Monday, November 9, 2009
Backpack: 1.8kg (3.92lbs)
Teva sandals: 0.4 (0.8)
Down blanket: 0.6 (1.3)
Towel/bedding: 0.4 (0.9)
Daypack: 0.15 (0.3)
Emergency kit: 0.1 (0.22)
Liquid toiletries: 0.56 (1.23)
Dry toiletries: 0.04 (0.08)
Extra clothing: 1.6 (3.4)
Watercolor paper/supplies: 1.5 (3.2)
Notepads/miscellany: 0.1 (0.22)
Surprising distribution when I weighed it all out… 25% of the weight on my back is the backpack itself, and it’s a pretty uncomplicated 30-l Vaude.
After that, the next heaviest portion is all of the packed clothing. At 21% of the weight, the extra clothes takes up about half the volume. I organize the clothing into small ditty bags to keep them neater and so I can optimize the arrangement inside the pack. The list does not include the weight of the clothes I wear while hiking, which is 0.6 (1.3), nor the weight of my boots, jacket, and hiking sticks, which are all on my person, not on my back.

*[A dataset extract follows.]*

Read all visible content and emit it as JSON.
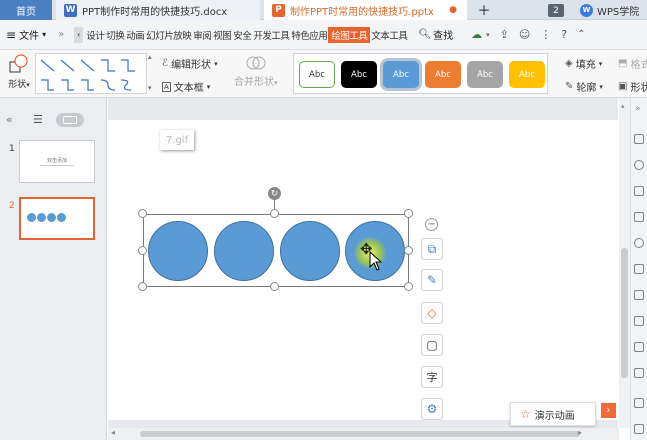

At 20% of the weight, my art supplies are an unnecessary indulgence most people wouldn’t carry, but I get enjoyment out of it, especially since I don’t carry a camera. Some might find the little nylon daypack is unnecessary as well, but I find it useful when I have those touristy moments roaming around in the evenings or on rest days when I won’t have my full backpack with me.
Everything else aside from the pack itself, clothing, and art supplies combine as the final 9% of the total weight. Not bad. The weight of the liquid toiletries – separated for the flights into a clear plastic bag hand luggage requirement – are pretty much at an average now and will vary along the way as they’re consumable and need to be replenished. Similarly, supplies of dry toiletries will vary a bit, but that weight is small potatoes.
Once the hiking begins, I’ll typically carry some nuts, chocolate, or dried fruit along with me in the pocket of my jacket amounting to negligible weight and perhaps a 0.3-l bottle of water, which might add a consumable 0.3 kg (12 oz). Not much there in terms of weight or volume.
I have a small leather pouch to carry on my hip for easy access to a map and my credenziale, a notepad and a pen, some pocket money. Hanging on my pack are a thermometer, a compass, a LED flashlight, and a durable timepiece. I’ve somehow become separated from the little plastic whistle that was on my shoulder strap on the last pilgrimage, so I’ll have to replace that one of these days soon.
I easily made the first leg of the journey flying from Denver to New Jersey to visit with Mom and Dad and other relatives before I leave the country for the next 5 months or more. Two more days here and I fly to Kyiv.
Tuesday, November 3, 2009
Since my pilgrim life began, I’ve become a great fan of St Rocco. His tale begins as a throw-away-the-wealth pilgrim of the 14th century. As it happened, during his walk toward
The thing is, H1N1 is not spread by harboring fleas like the plague was. The current widespread occurrence of this new flu has nothing to do with a wandering pilgrim.